=== Begin Enclosure ===
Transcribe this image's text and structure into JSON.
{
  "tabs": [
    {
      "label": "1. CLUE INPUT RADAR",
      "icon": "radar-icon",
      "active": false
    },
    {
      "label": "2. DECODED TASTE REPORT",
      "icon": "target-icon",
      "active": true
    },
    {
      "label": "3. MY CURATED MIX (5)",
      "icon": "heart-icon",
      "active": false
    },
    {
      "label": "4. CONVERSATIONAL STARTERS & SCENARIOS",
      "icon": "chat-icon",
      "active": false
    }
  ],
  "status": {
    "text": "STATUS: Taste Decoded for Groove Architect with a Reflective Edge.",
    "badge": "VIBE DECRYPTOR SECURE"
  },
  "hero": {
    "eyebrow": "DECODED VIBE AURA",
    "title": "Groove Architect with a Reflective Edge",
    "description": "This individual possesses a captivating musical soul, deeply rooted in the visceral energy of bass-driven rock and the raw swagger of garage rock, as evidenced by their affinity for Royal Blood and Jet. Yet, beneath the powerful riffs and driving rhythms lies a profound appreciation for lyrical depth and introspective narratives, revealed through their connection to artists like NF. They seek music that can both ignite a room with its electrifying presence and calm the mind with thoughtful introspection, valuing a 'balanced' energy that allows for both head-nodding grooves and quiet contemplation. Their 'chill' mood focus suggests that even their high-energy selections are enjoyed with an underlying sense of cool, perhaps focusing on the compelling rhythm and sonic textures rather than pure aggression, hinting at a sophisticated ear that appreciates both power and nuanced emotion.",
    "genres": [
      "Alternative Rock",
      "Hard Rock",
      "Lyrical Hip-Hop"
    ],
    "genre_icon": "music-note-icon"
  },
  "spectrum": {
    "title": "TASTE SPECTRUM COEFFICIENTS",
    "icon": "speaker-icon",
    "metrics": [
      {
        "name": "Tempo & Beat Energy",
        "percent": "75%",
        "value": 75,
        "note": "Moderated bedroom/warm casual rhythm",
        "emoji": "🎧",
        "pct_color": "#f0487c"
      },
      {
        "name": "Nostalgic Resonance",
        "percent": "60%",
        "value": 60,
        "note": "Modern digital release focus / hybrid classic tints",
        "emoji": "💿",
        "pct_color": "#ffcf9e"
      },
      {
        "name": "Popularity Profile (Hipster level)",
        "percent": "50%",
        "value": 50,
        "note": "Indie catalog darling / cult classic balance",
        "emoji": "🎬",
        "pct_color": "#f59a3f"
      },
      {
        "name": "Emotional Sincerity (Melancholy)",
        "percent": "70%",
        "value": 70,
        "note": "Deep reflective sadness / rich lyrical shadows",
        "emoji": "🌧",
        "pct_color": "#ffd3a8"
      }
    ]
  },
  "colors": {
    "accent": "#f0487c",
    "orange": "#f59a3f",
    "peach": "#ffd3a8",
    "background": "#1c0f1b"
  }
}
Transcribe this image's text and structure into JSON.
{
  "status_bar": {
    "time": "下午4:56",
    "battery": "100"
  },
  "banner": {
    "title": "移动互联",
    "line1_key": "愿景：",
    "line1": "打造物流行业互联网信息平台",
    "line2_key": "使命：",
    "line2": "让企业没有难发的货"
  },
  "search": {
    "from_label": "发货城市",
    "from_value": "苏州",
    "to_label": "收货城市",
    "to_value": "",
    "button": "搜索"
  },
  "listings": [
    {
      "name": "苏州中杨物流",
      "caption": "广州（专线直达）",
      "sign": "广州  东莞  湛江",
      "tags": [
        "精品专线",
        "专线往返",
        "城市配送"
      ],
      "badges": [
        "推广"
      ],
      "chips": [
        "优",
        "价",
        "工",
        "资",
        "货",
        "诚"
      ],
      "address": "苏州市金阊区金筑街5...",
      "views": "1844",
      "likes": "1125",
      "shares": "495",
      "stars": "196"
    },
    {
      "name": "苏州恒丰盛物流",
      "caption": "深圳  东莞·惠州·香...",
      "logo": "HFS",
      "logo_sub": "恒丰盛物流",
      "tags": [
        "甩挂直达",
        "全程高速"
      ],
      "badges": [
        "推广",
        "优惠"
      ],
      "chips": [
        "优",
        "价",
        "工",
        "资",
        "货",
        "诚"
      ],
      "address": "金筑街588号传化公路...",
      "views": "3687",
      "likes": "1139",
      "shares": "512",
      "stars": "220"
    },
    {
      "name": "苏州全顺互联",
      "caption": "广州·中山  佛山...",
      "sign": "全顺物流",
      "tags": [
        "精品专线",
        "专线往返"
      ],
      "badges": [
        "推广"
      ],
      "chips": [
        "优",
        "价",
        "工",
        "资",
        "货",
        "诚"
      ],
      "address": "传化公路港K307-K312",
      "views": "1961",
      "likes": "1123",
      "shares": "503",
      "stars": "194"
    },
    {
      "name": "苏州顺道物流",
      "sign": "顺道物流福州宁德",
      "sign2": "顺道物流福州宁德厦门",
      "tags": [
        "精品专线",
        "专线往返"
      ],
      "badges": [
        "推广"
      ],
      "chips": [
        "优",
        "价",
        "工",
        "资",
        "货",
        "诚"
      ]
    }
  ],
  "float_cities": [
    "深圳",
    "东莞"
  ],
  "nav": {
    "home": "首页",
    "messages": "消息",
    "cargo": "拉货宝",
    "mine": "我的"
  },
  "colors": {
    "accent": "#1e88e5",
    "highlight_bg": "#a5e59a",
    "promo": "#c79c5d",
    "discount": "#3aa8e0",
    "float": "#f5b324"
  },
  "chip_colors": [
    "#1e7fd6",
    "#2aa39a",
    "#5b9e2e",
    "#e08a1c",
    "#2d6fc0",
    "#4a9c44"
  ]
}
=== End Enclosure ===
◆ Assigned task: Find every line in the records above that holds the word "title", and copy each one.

◆ Written response:
    "title": "Groove Architect with a Reflective Edge",
    "title": "TASTE SPECTRUM COEFFICIENTS",
    "title": "移动互联",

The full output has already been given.